And I am neither puritan nor moralizer on this topic - I was this guy, without the outward arrogance or lack of governor in sharing my story with others, but with all the self-justification and rationales that come with deciding to live a secret life. It was not until I looked at what I had done, to my wife, to myself, to those who participated in my affairs with me and what it said about me (spoiler alert: nothing good) that I was able to start getting honest with myself about who I was (again, spoiler alert: not a good man). It was not only a primary cause of the dissolution of my marriage, but left me feeling so guilty about having done it that I was incapable of intimacy with another woman for more than two years, and even then, the guilt nagged at me even when I was with my "Special Lady Friend."
This is not to pat myself on the back for becoming a more evolved human being who realizes that trust, communication and intimacy are critical ingredients in a relationship or that you simply do. not. cheat, but to say that the world portrayed in There Is Such A Thing As Respectful Infidelity is ugly, venal and self-absorbed. Sadly, one need not wonder whether this particular gentleman has even the modicum of self-awareness to realize that he is subjecting himself, and more importantly, his fiancée, to an enormous amount of pain and heartache in the future; to have articulated his entitlement in such a public way tells us all we need to know.
You can read the article here and judge for yourself:
2. The article is an "as told to" piece, not a first person narrative.
3. Allegedly, this person is the subject's betrothed, but judging from the level of narcissism he displays, it is clear the answer is "himself."

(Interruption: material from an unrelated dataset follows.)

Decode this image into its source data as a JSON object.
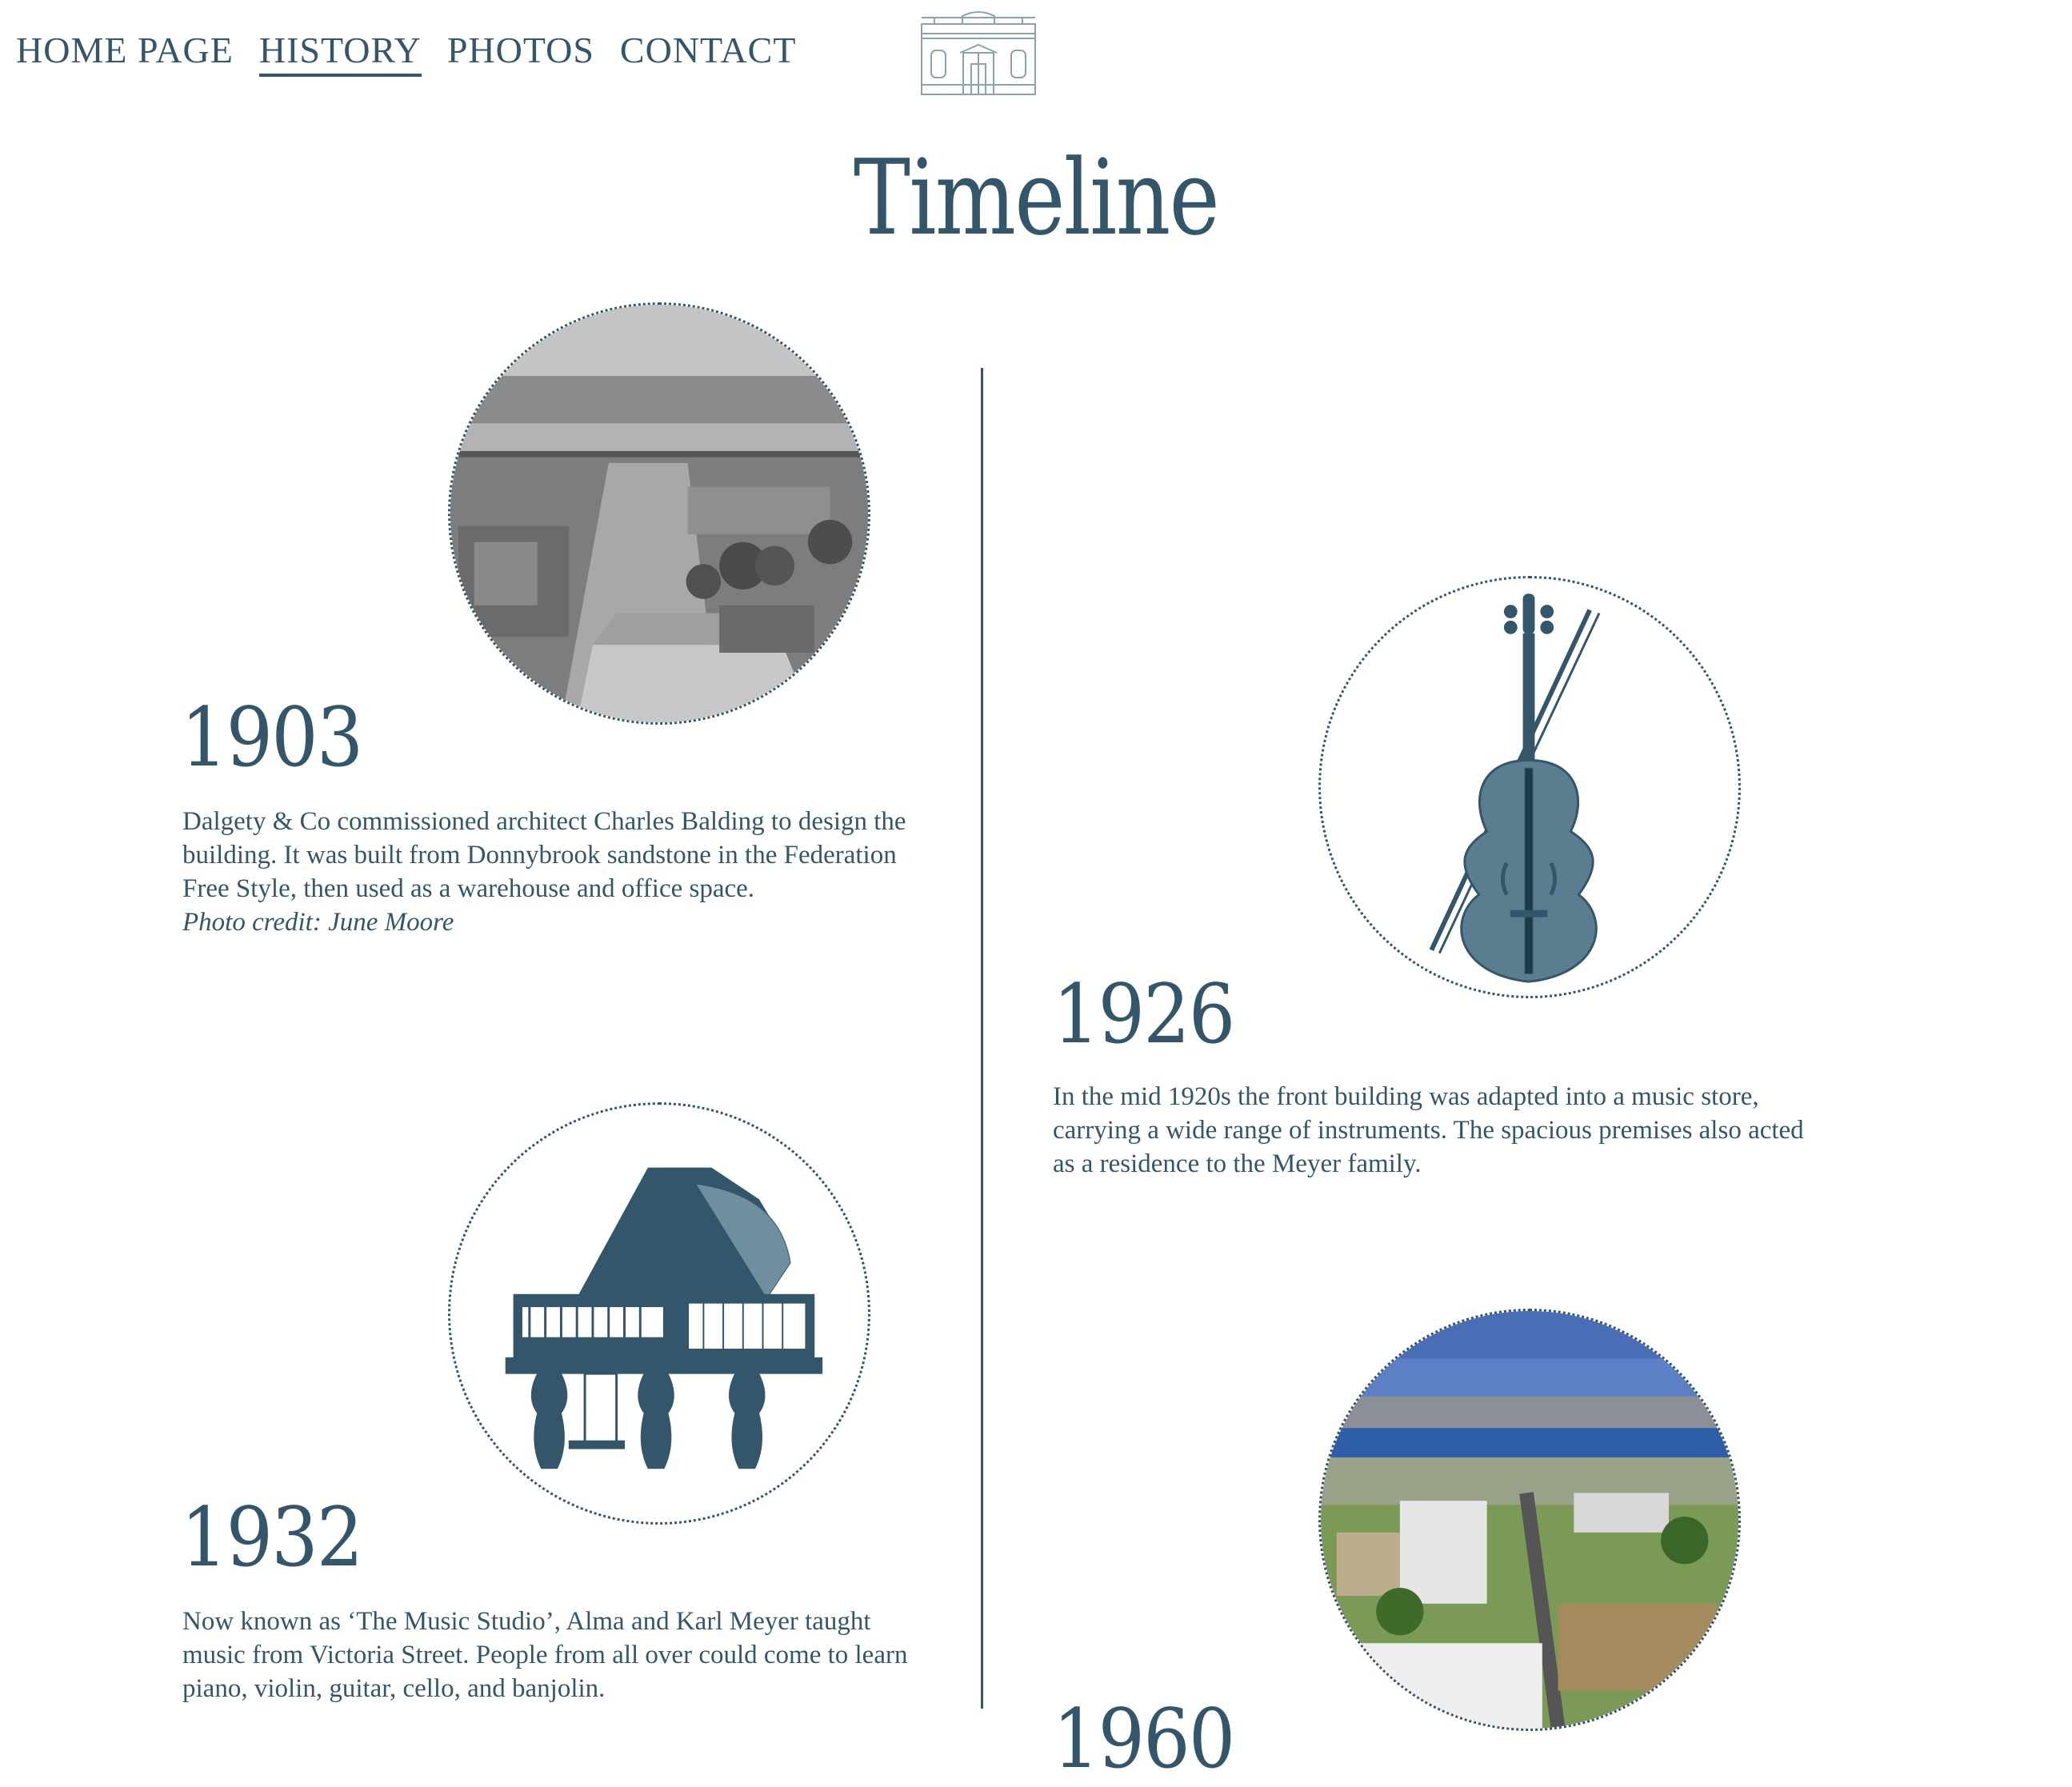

4. The alpha and omega for open communication in relationships, be it how to address disagreements about how to roll the toilet paper or discuss having an "open" arrangement is of course, the brilliant Dan Savage.